public class GamesModel : IGamesModel

On the otherside, I want to request a model where I need one in a view model:

public class GameListViewModel : MyViewModelBase
  IGamesModel _model;

  GameListViewModel(IGamesModel theModel)

In the view model class I need an object that implements the IGamesModel interface. To cause it to be supplied for me, I use the ImportingConstructor which tells MEF to supply any parameters necessary if creating this object.

In addition to requiring the IGamesModel, this same class also exports a view model that others may need (e.g. the view). So I can tell MEF that I am available to fulfill those requests.  But unlike specifying the export using the interface, MEF allows me to use named exports as well.  Since our view model doesn’t require a specific interface to be implemented, using a string to specify what object key we are fulfilling is adequate.

In addition to constructor imports, you can also request imports at the property level.  As seen below, in our view we want to import a view model using the name “GameListViewModel” (which our view model exported if you remember):

public object ViewModel
    DataContext = value;

Since this property requires an object that represents the view model, we can simply use the value when its set by MEF.  But how does that happen?

There are several ways of using MEF to fill these imports, but typically you can do this with a class called the PartInitializer. This class allows us to simply hand it an object and ask it to satisfy any imports declared:

public GameListView()

  // Use MEF To load the View Model

The beauty in this is that when we call SatisfyImports, the full chain of dependencies are fulfilled.  For example, in this case this is the flow of events (the order is specified logically; the steps are not necessary executed in this order):

  • SatisfyImports is called on the View
  • MEF Searches the View for any imports that are required and find that it needs an object whose name is “GameListViewModel”.
  • MEF Searches through the loaded assemblies for anyone who can fulfill the request and finds the GameListViewModel (since it had the Export specified).
  • To fulfill the import statement, MEF creates an instance of the ViewModel.
  • As the object is being created, MEF notices that the ViewModel uses a Constructor import to require an instance of IGamesModel.
  • To fulfill that request, it finds some class that Exports the IGamesModel type and finds our full GamesModel. It creates it and passes into the constructor for the view model.
  • Finally that view model is set using hte Import statement on the property.

This is MEF’s job.  It tries to take these separate entities and fulfill the requests.  Unlike a traditional Inversion of Control container, the relationships between the imports and exports is more disconnected.

So how does the view get created?  It gets created because its specified in the XAML of the MainPage:

<UserControl ...
             xmlns:views="clr-namespace:RiaXBoxGames.Client.Views" >
  <Grid x:Name="LayoutRoot">
    <views:GameListView Width="325"/>								Margin="2" />

So the initial creation happens on the view because its created during the XAML parsing. This means our creation is simple and ignorant of the wireup. The MainPage.xaml is small and quiet.

One of the problems that MEF solved for me as well was sharing of one of these required classes.  For me I wanted to have one and only one instance of the model so I could re-use it in several places.  By adding the PartCreationPolicy attribute, I can specify that its a shared component (therefor a logical singleton):

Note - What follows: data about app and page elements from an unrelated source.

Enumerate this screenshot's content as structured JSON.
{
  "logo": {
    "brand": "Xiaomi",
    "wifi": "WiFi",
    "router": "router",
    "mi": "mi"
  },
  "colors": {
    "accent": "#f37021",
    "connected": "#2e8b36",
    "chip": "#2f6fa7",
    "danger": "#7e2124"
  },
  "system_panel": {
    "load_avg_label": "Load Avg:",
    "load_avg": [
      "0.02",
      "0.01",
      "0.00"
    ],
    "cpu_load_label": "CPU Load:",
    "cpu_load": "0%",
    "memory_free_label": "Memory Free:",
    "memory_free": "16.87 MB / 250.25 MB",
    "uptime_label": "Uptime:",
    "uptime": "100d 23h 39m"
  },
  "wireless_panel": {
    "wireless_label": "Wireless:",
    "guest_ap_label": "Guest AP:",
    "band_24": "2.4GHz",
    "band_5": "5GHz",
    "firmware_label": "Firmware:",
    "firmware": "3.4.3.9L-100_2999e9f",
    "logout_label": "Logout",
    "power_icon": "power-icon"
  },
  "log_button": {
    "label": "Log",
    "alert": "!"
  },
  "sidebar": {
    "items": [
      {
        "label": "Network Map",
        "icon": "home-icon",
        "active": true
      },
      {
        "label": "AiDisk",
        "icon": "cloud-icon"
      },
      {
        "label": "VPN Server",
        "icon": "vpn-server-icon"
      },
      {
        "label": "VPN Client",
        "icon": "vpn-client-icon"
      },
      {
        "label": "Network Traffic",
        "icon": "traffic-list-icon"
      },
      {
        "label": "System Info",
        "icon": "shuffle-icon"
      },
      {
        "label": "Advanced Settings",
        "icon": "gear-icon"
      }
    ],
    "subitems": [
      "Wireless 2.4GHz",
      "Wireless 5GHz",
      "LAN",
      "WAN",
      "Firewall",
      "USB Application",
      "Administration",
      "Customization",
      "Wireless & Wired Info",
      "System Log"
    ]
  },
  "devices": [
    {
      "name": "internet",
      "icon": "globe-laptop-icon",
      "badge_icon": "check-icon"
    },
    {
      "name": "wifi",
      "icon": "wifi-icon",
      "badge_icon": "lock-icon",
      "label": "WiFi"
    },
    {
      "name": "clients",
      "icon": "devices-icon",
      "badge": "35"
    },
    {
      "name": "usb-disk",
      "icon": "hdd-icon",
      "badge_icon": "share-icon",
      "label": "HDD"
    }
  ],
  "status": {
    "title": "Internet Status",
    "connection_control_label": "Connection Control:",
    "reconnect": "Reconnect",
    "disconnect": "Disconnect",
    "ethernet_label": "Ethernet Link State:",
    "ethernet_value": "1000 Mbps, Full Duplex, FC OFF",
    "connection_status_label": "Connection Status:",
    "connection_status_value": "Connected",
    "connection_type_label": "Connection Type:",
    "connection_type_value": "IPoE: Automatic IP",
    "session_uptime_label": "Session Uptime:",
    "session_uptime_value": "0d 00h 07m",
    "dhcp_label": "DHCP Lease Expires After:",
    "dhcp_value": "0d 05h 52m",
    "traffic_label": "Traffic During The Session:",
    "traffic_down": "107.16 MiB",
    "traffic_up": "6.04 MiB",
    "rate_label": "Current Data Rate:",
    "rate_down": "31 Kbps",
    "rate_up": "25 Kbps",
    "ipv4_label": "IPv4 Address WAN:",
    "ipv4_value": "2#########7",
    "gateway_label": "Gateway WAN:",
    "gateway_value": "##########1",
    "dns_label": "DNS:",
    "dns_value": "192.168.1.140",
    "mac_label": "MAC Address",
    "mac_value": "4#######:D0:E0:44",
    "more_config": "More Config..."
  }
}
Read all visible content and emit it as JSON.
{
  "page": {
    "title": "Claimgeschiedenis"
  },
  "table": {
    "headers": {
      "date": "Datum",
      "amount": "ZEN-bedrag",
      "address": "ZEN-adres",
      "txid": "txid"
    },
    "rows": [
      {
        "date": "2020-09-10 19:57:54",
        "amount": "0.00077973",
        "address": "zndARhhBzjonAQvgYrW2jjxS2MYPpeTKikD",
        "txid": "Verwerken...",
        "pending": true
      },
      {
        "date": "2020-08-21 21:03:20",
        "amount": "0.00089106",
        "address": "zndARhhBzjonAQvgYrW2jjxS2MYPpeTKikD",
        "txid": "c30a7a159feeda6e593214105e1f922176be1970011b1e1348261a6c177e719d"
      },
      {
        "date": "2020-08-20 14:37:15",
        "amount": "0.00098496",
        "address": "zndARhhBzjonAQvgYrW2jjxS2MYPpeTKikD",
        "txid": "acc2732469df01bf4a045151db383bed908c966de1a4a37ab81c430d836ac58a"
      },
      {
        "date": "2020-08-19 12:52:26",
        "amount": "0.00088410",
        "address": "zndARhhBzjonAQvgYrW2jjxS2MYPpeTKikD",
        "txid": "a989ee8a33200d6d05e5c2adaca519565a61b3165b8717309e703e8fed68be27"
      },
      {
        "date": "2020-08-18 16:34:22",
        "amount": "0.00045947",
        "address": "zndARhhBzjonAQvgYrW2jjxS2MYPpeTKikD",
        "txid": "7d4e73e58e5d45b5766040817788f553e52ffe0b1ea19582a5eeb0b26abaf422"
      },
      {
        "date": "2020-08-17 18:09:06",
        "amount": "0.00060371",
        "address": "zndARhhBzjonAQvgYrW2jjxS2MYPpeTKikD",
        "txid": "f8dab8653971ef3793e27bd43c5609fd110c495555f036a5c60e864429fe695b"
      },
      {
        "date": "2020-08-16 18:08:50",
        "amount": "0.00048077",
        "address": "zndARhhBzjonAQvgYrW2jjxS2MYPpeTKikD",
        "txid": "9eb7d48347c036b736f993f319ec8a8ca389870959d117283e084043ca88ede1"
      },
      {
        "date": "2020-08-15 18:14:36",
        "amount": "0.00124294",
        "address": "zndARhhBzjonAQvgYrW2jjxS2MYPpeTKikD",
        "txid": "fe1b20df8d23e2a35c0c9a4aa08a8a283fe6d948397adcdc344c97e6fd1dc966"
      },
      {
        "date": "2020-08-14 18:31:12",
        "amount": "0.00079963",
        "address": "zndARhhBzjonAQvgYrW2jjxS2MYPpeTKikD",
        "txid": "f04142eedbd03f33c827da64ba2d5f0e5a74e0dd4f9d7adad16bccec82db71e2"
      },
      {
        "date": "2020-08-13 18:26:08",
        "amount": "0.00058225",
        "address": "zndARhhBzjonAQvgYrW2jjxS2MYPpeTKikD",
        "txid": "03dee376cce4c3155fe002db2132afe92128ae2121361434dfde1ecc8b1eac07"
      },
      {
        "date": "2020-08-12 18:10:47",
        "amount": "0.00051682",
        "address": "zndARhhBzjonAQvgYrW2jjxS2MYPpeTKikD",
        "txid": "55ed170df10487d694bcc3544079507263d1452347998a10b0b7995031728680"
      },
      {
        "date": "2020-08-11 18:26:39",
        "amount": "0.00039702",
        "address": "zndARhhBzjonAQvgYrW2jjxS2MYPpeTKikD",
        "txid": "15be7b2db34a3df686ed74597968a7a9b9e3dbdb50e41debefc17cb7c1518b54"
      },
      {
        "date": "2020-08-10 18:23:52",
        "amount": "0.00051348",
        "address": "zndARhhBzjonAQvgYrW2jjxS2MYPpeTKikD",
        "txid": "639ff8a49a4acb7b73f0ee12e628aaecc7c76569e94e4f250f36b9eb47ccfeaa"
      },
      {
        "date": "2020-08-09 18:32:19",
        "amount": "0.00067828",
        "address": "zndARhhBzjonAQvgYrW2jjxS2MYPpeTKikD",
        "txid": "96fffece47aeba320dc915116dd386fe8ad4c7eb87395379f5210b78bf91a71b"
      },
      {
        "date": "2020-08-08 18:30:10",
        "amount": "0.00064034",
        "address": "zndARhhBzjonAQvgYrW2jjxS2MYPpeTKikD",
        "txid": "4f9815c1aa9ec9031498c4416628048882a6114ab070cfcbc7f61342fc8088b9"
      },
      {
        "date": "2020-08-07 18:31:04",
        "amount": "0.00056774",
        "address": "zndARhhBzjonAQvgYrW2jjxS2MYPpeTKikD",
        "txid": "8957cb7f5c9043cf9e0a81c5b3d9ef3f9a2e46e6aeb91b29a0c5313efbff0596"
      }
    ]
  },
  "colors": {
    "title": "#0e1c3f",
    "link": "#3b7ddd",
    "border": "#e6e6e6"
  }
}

public class GamesModel : IGamesModel

This type of loose coupling is what I craved from typical IoC containers, but since they required tedious registration of the objects it created more work and less ability to discover the items in a system. That’s the key take-away for those of you who haven’t touched MEF yet, it allows you to create loosely coupled applicaitons that use discovery to build themselves (instead of concrete catalogs). This could be a big deal in large enterprise applications.

What do you think?